--- Records for this exercise ---

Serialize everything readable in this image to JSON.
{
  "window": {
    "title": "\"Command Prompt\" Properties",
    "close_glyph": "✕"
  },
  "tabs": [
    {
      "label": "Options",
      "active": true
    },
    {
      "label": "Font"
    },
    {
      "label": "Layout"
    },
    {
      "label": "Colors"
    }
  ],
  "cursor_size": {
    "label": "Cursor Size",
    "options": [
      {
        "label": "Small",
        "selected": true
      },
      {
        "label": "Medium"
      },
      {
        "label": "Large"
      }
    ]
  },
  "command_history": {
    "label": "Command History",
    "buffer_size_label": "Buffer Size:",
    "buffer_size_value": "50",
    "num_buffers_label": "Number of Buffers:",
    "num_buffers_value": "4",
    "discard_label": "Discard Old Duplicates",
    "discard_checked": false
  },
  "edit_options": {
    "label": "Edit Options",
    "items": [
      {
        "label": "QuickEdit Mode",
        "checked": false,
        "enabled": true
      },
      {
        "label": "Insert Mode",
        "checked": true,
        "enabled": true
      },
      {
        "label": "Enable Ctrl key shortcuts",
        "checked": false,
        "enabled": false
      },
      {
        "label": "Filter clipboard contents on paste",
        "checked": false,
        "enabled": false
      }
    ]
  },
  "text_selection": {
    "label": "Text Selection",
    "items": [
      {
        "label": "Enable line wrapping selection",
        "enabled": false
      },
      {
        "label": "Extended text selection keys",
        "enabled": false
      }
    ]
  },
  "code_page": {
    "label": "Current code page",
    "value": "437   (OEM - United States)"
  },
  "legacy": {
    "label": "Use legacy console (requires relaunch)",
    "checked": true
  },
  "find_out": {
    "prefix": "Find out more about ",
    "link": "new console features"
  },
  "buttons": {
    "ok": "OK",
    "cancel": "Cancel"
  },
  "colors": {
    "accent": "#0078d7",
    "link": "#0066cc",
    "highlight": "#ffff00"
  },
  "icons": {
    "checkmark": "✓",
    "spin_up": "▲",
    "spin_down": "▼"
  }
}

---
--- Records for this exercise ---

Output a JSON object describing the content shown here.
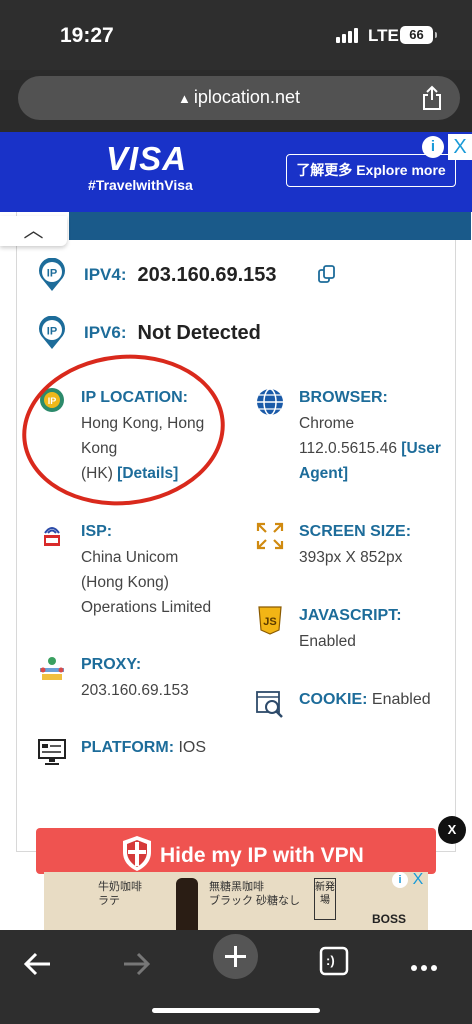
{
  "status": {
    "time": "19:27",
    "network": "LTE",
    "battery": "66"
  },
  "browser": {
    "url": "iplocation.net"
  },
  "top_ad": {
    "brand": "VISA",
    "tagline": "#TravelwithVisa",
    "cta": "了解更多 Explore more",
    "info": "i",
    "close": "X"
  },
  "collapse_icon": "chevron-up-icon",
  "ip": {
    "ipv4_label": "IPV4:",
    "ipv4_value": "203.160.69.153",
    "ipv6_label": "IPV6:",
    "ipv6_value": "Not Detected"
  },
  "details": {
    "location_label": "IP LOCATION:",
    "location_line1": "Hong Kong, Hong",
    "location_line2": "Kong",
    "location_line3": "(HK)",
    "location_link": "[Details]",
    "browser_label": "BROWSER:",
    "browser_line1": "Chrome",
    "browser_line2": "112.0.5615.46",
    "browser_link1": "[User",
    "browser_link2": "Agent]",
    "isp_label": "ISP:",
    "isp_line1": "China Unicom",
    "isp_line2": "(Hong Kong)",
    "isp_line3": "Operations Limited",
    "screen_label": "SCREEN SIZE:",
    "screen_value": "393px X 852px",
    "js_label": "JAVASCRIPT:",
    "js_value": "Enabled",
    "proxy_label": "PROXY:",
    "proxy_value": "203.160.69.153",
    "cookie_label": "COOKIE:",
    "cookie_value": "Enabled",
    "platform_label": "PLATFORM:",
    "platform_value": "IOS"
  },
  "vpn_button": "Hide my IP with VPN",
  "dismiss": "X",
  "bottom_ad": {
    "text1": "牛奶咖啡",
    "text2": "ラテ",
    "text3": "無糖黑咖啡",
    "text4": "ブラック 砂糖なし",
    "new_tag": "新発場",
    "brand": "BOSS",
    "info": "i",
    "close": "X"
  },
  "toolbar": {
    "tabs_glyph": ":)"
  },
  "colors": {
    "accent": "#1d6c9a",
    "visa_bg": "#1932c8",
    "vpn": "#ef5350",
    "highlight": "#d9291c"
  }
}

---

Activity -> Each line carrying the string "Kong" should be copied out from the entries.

Response ->
    "location_line1": "Hong Kong, Hong",
    "location_line2": "Kong",
    "isp_line2": "(Hong Kong)",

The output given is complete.